The popular podcast hosted by sports car veteran driver Ryan Eversley, a factory driver for Acura Motorsports’ NSX GT3 program with RealTime Racing in Pirelli World Challenge, and veteran behind-the-scenes PR/video/marketing maven Sean Heckman had 28 episodes in its first season and should have a similar number for season two.

Two of the more popular episodes from Season 1 involved veteran engineer Jeff Braun, father of Colin and Travis Braun. The elder Braun hosted the guys at his family’s house in Ovalo, Texas, which is about as “middle of nowhere” as it gets. Colin Braun and Jon Bennett will share the No. 54 CORE autosport Porsche 911 GT3 R next season in the IMSA WeatherTech SportsCar Championship.

Jeff Braun’s racing stories were one episode, while a special breakout episode was dedicated to Level 5 Motorsports, and remains one of the most popular downloaded episodes from the season. Both are linked below.

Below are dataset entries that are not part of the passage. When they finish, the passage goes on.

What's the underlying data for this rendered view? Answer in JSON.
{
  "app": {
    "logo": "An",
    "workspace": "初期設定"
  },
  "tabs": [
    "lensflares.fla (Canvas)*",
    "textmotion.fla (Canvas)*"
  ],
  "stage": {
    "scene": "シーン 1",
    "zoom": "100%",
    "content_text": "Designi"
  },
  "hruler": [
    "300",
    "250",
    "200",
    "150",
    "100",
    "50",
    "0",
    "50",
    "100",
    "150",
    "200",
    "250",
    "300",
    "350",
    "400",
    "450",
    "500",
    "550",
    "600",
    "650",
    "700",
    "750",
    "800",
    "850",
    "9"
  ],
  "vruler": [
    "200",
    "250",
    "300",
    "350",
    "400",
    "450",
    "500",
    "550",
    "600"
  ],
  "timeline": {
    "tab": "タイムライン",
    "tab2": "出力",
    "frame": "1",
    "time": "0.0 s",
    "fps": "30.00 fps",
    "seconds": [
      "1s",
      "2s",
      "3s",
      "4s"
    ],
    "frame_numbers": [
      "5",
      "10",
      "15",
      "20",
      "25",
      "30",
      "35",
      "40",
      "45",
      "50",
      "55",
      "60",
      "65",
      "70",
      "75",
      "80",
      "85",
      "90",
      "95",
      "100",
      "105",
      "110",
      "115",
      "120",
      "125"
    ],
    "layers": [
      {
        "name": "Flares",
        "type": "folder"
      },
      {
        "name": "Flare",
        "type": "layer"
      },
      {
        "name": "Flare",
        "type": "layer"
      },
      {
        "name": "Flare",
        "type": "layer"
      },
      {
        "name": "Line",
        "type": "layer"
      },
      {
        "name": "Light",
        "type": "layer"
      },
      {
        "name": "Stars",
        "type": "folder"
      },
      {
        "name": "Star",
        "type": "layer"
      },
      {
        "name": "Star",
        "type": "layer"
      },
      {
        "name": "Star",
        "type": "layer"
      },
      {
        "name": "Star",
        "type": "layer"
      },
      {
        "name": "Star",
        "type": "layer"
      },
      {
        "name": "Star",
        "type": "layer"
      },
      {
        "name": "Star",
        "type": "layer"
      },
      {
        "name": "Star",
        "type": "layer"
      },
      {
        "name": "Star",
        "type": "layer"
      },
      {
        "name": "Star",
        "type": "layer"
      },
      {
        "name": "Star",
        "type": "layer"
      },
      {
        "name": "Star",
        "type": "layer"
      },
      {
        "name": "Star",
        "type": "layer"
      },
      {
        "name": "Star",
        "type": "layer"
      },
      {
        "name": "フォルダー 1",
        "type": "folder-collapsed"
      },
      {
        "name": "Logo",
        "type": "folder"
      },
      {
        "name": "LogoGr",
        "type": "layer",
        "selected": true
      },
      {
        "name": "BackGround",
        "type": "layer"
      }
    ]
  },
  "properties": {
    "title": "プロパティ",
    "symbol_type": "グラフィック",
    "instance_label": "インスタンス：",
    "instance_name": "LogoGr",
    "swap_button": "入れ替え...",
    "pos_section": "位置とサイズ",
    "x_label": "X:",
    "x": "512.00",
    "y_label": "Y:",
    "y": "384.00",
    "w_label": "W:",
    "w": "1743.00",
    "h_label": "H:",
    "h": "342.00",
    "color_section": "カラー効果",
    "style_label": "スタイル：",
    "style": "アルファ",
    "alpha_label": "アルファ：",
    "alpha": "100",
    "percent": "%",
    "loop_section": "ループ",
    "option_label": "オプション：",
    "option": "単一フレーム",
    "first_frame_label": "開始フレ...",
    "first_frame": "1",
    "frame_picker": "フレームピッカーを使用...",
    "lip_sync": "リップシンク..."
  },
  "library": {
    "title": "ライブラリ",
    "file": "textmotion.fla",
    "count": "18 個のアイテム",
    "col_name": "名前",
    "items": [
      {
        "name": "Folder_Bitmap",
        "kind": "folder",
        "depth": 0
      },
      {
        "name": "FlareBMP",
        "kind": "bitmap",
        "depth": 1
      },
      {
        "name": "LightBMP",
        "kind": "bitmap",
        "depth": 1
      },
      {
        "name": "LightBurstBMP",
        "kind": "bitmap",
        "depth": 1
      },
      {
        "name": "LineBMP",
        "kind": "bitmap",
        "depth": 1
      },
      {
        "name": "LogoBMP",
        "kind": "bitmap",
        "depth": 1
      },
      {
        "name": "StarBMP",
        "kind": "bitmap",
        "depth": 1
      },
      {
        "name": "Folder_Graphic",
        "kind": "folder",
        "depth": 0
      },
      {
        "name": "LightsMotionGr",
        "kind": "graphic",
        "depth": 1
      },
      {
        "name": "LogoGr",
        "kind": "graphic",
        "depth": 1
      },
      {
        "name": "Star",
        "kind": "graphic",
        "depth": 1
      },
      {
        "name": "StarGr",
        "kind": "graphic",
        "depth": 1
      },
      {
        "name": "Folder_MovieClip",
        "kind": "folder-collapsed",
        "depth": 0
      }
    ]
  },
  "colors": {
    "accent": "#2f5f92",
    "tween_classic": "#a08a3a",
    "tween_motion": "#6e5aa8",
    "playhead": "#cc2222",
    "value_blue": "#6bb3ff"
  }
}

But in the above video, you can get a tour of the Braun household. We leave it to Jeff, Sean and Ryan to do the rest.